Some may find it hard to imagine why anyone would want to engage daily with this kind of darkness and deep trauma. But as she stated on “Desert Island Discs”, Adshead regards hers as “the most interesting job that anybody could have, because you get to deal with the big themes of life”. She aspired to be a doctor from childhood, and once qualified found herself engrossed by the moral dilemmas the practice of medicine often presents. “I was also very interested in the law and that’s what first got me into forensic work, because the law is one way we decide these ‘should’ questions. Should this baby live? Should this man be allowed to refuse treatment? These are extraordinary human questions.”

What is remarkable about The Devil You Know is the way it helps the reader move beyond the initial horror of reading about what human beings are capable of, to a place of “radical empathy” in which the humanity of the people we encounter comes to the fore. The book is the antithesis of the kind of true-crime reading which gratuitously details violent crimes but bring nothing to our understanding of them.

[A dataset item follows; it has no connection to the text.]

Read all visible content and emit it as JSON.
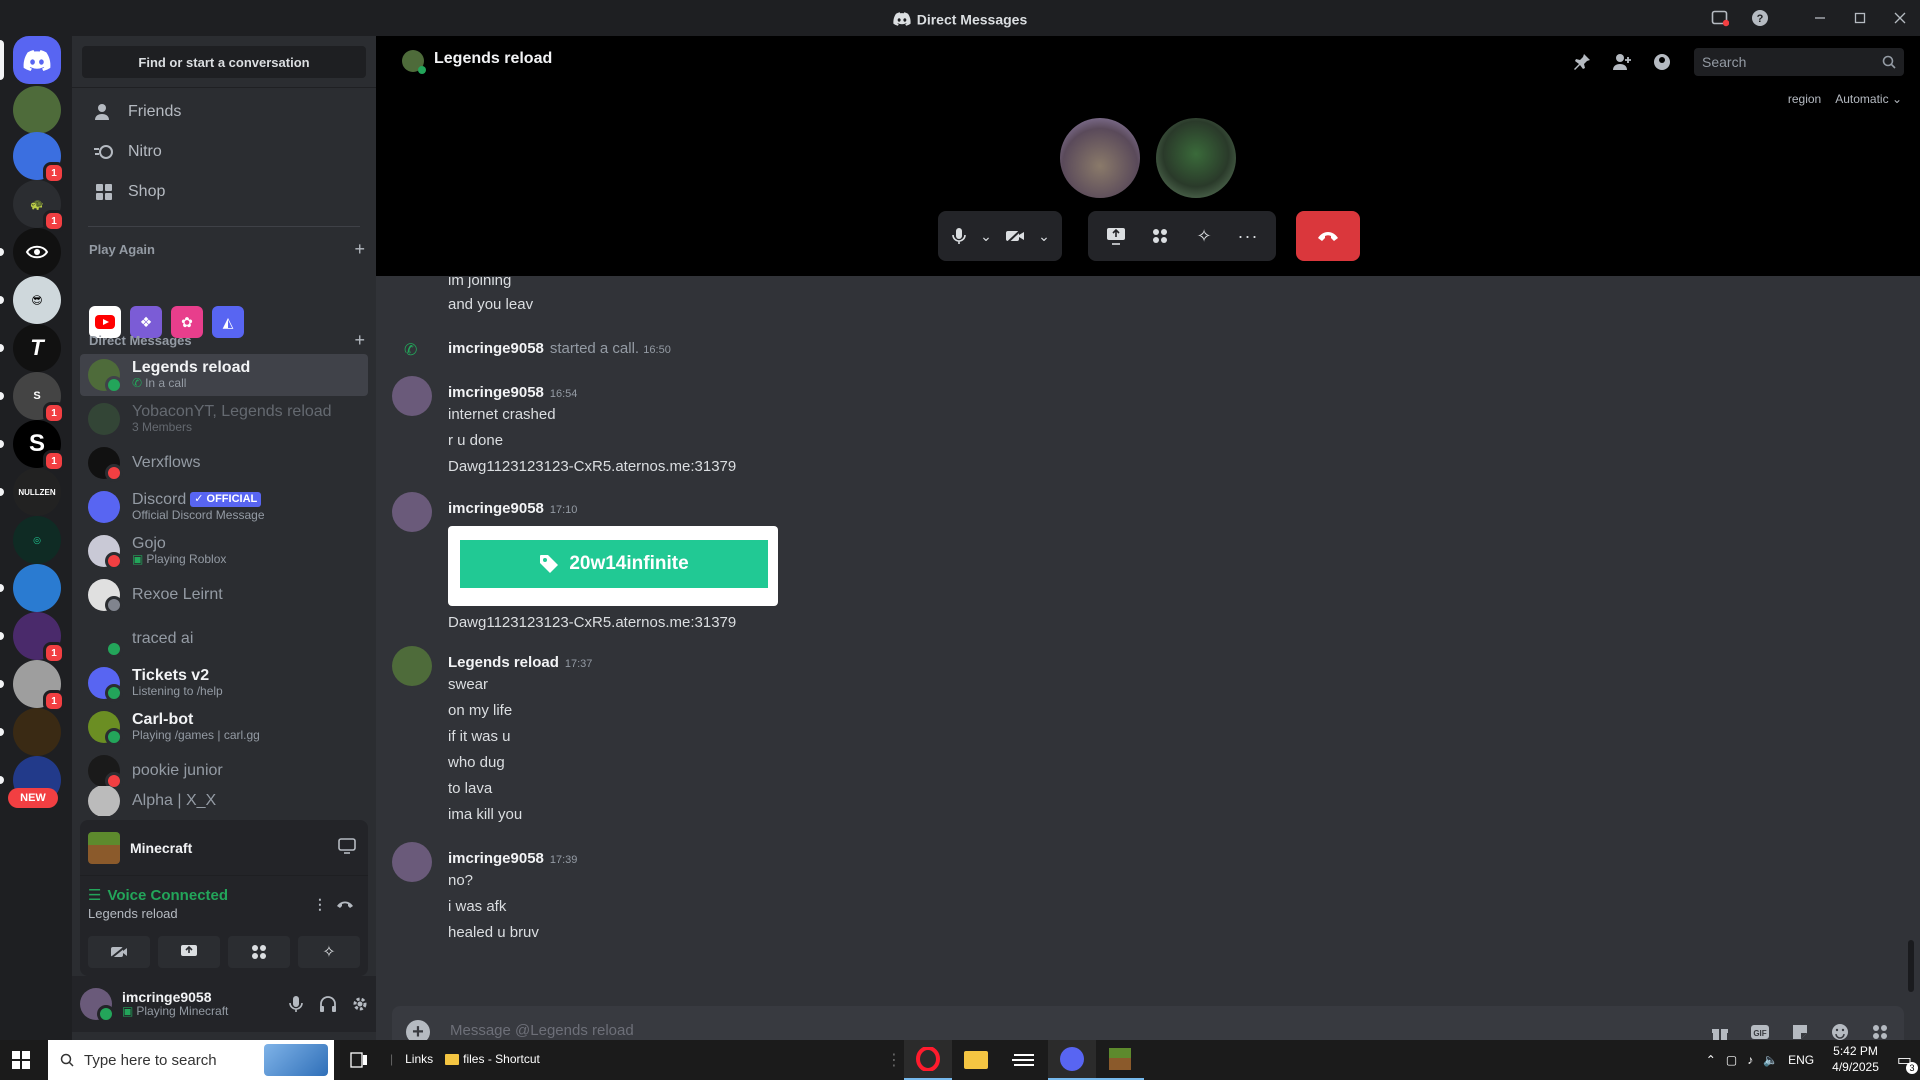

The overwhelming emotion as you read is not horror but sadness, as Adshead intended. “There is no thrill, no frisson. Instead you realise how incredibly sad it is that these people have thrown their lives away, and sometimes those of other people as well,” she says.

What is also profoundly sad, and enraging, is that deep inadequacies in mental health provision so often lie at the root of these stories. The effect of sweeping financial cuts over the past decade, Adshead tells me (“you’ll get me ranting now”), is that “we have a mental health service that has a skeleton staff, making it very difficult to get any kind of psychological therapy. If you don’t meet the threshold for serious mental illness, you’ll just be told to go away. And that often now includes being suicidal. The terrible irony is that if you commit a very serious offence when you are mentally ill, you will get fantastic treatment.”

Just as there are now books which urge us to reconsider our hitherto skewed and polarised views of gender and race, The Devil You Know asks us to rethink another binary, that between good and evil; in defiance of former prime minister John Major’s famous pronouncement that, “Society needs to condemn a little more, and understand a little less”. Reading about the crimes of those in The Devil May Care may stiffen your resolve to do just that. Or you may do what Adshead hopes, and challenge yourself to take some “deep dives down to where dark stories hold much enlightenment”.

Book extract 
Over the years, I’ve come to think of my patients as survivors of a disaster, where they are the disaster and my colleagues and I are the first responders. I meet them at a turning point in their lives and help them to come to terms with a new identity, which may feel indelible: as one of my patients memorably put it, ‘You can be an ex-bus driver but not an ex-murderer”.